Friday 03rd August, 2012
Alohahaha everybody peeps.
James M has spent a well deserved week resting (I hope) in Normandy, leaving James A, Tommo and I to hold the fort. I think we’ve done a pretty good job of piling up all the Raspberry Pi related kit that James M has been buying. He promises us that he’ll soon have enough to make it impossible for him to ignore; at which point we expect great things :-)
As mentioned by Tommo in last weeks notes (weird, it feels like hardly 3 days have passed) we’ve had a meeting and decided some things. The main thing is that we’re going to make a more concerted effort to explore the possibility of shifting our source of income from purely client work to something else. We like to think that we’re quite good at computers so it seems obvious that we’d try to build a product that people can pay for in some way. In the interests of starting small we’ve agreed that we’ll try to build something that has a modest number of regular users by the end of the year (and ideally sooner). In this initial phase, we’re not so interested in actually charging people for whatever it might be, as we’re more interested in using the opportunity to learn how to build something that people want to use.
As a somewhat relevant aside, we actually agreed to go for this product-with-regular-number-of-users idea back around week 174 but I certainly haven’t been doing as much as I could to meet this target. Last week’s meeting really helped me to solidify my understanding of the motivation for the target. We still don’t really know how we’re going to get to a polished product that people want to use but our plan is to continue sharing our product ideas internally (we’re using Google Docs for this), work on whatever we’re interested in and regularly share our progress and thoughts about how what we’re doing fits in with The Goal. We’re aware that one danger of going down this route is that we create a product that gains traction and compels us to maintain it even after it’s served its purpose for us, but should that happen we’ll treat it as one of those “nice problems to have”.

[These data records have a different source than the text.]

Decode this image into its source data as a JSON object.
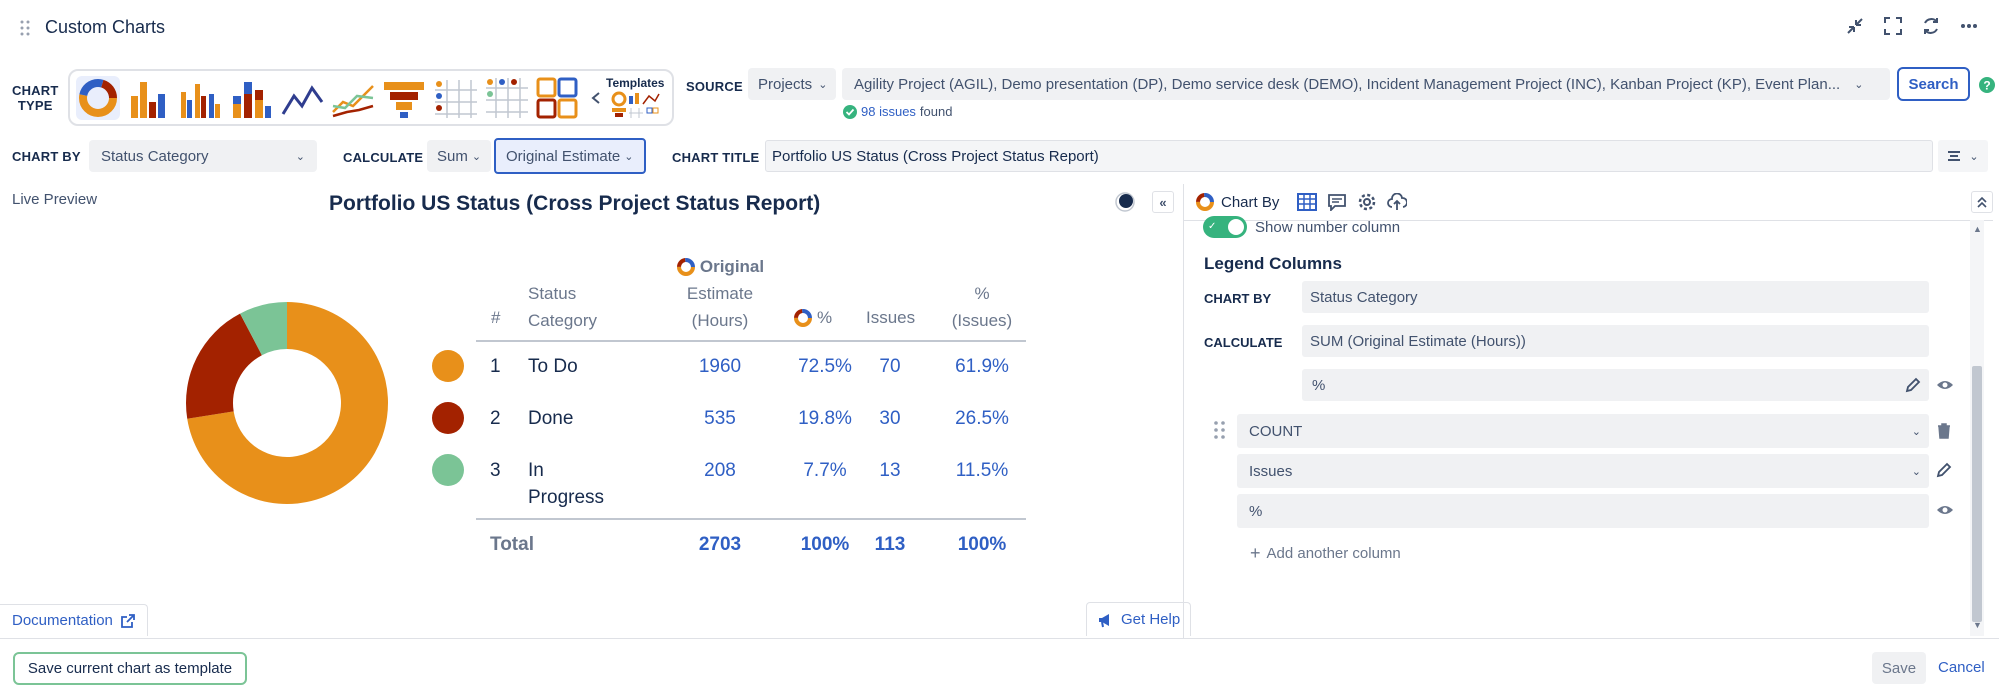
{
  "header": {
    "title": "Custom Charts"
  },
  "toolbar": {
    "chart_type_label_1": "CHART",
    "chart_type_label_2": "TYPE",
    "templates_label": "Templates",
    "source_label": "SOURCE",
    "source_select": "Projects",
    "source_projects": "Agility Project (AGIL), Demo presentation (DP), Demo service desk (DEMO), Incident Management Project (INC), Kanban Project (KP), Event Plan...",
    "issues_count": "98 issues",
    "issues_found": "found",
    "search_label": "Search",
    "chart_by_label": "CHART BY",
    "chart_by_value": "Status Category",
    "calculate_label": "CALCULATE",
    "calculate_value": "Sum",
    "calculate_field": "Original Estimate",
    "chart_title_label": "CHART TITLE",
    "chart_title_value": "Portfolio US Status (Cross Project Status Report)"
  },
  "preview": {
    "live_preview": "Live Preview",
    "title": "Portfolio US Status (Cross Project Status Report)",
    "documentation": "Documentation",
    "get_help": "Get Help"
  },
  "table": {
    "headers": {
      "num": "#",
      "status_1": "Status",
      "status_2": "Category",
      "est_1": "Original",
      "est_2": "Estimate",
      "est_3": "(Hours)",
      "pct": "%",
      "issues": "Issues",
      "pct_issues_1": "%",
      "pct_issues_2": "(Issues)"
    },
    "rows": [
      {
        "num": "1",
        "category": "To Do",
        "category_2": "",
        "estimate": "1960",
        "pct": "72.5%",
        "issues": "70",
        "pct_issues": "61.9%",
        "color": "#e8901a"
      },
      {
        "num": "2",
        "category": "Done",
        "category_2": "",
        "estimate": "535",
        "pct": "19.8%",
        "issues": "30",
        "pct_issues": "26.5%",
        "color": "#a32200"
      },
      {
        "num": "3",
        "category": "In",
        "category_2": "Progress",
        "estimate": "208",
        "pct": "7.7%",
        "issues": "13",
        "pct_issues": "11.5%",
        "color": "#7bc496"
      }
    ],
    "total": {
      "label": "Total",
      "estimate": "2703",
      "pct": "100%",
      "issues": "113",
      "pct_issues": "100%"
    }
  },
  "chart_data": {
    "type": "pie",
    "categories": [
      "To Do",
      "Done",
      "In Progress"
    ],
    "values": [
      1960,
      535,
      208
    ],
    "colors": [
      "#e8901a",
      "#a32200",
      "#7bc496"
    ],
    "title": "Portfolio US Status (Cross Project Status Report)"
  },
  "panel": {
    "chart_by_tab": "Chart By",
    "show_number_column": "Show number column",
    "legend_columns": "Legend Columns",
    "chart_by_label": "CHART BY",
    "chart_by_value": "Status Category",
    "calculate_label": "CALCULATE",
    "calculate_value": "SUM (Original Estimate (Hours))",
    "pct_value": "%",
    "count_value": "COUNT",
    "issues_value": "Issues",
    "pct2_value": "%",
    "add_column": "Add another column"
  },
  "footer": {
    "save_template": "Save current chart as template",
    "save": "Save",
    "cancel": "Cancel"
  }
}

It was around the time of The Meeting that I came across Thoughtbot’s Playbook: Video Edition. I bought a licence and have watched the first three videos so far. I’m not sure we’re exactly the target audience of the content but one thing I’ve definitely taken away is the idea of sketching ideas more. This is something that I would’ve naturally done in the past but have fallen out of the habit of doing. I guess it’s just more natural to dive into coding because that’s what feels comfortable, even though that’s not necessarily the best place to start.
On the GFR development front this week, we’ve spent some more time on Printer, Mocha and Harmonia NG (which is still at the super secret research stage). It’s becoming clear with Printer that the majority of people just want to start printing things, while one of James A’s motivations for building the platform was to see what sort of content services people would build. We’ve got a couple of ideas about how we might address this, including possibly adding some content generation instructions to something like instructables.com. However, it’s now getting to a stage where it’s slightly more difficult to justify spending time on Printer when we’re thinking in terms of The Goal.
We’ve had a couple of issues reported to Mocha this week. The project is of such a size, and used widely enough, that irrespective of the number of tests in place, or how careful we are, there’s always a possibility of our changes breaking it for someone. All we can do is continue to ensure any disruption is kept to a minimum.
I came across the term Indie Web for the first time this week, even though the ideas that the term encompasses are close to my heart. I got there after watching this interview with Brett Slatkin, which I’d suggest investing 7 minutes in. Part of my motivation for Roosmarks was to create something useful that people could host on their own servers. I haven’t done any development on the project for a while but definitely felt motivated to do so after watching the video. For now, I’m going to resume using Roosmarks so that I can feel the pain and focus my efforts in those areas.
I’m going to finish by mentioning a little problem we had on Whitehall this week. I’m not mentioning it to cause any embarrassment or to blame anyone, but rather because I think there are useful things to take away from the experience. The GDS platform had stated an intention to migrate from Passenger to Unicorn. Thinking that it’d be a relatively easy switch, we decided to make the move last Friday and everything seemed to go OK. Unfortunately, we started encountering problems on Monday and only really got everything back to a “normal service resumed” status yesterday. It’s easy to say in hindsight, but we clearly weren’t ready to migrate to Unicorn and we should’ve switched back to Passenger at the beginning of the week, thereby giving us time to ensure we were ready for Unicorn. Instead, we found ourselves in a state where we couldn’t deploy our application1, which is somewhere we never want to be. The idea of containing the problem first (i.e. switching back to Passenger and stability in this case) is one that I learnt from Ben Griffiths while working together at Reevoo. I didn’t do a very good job of following that advice this time round and hope that I’ll do a much better job next time.
Anyways, that’ll do us for now. Have a great weekend y’all.
I should emphasise that we could technically deploy but doing so would result in downtime while Unicorn restarted. While this wouldn’t have affected many end users whose content would’ve been served from the cache, it would’ve resulted in our Smoke tests failing on each deploy, and we decided that that wasn’t acceptable. ↩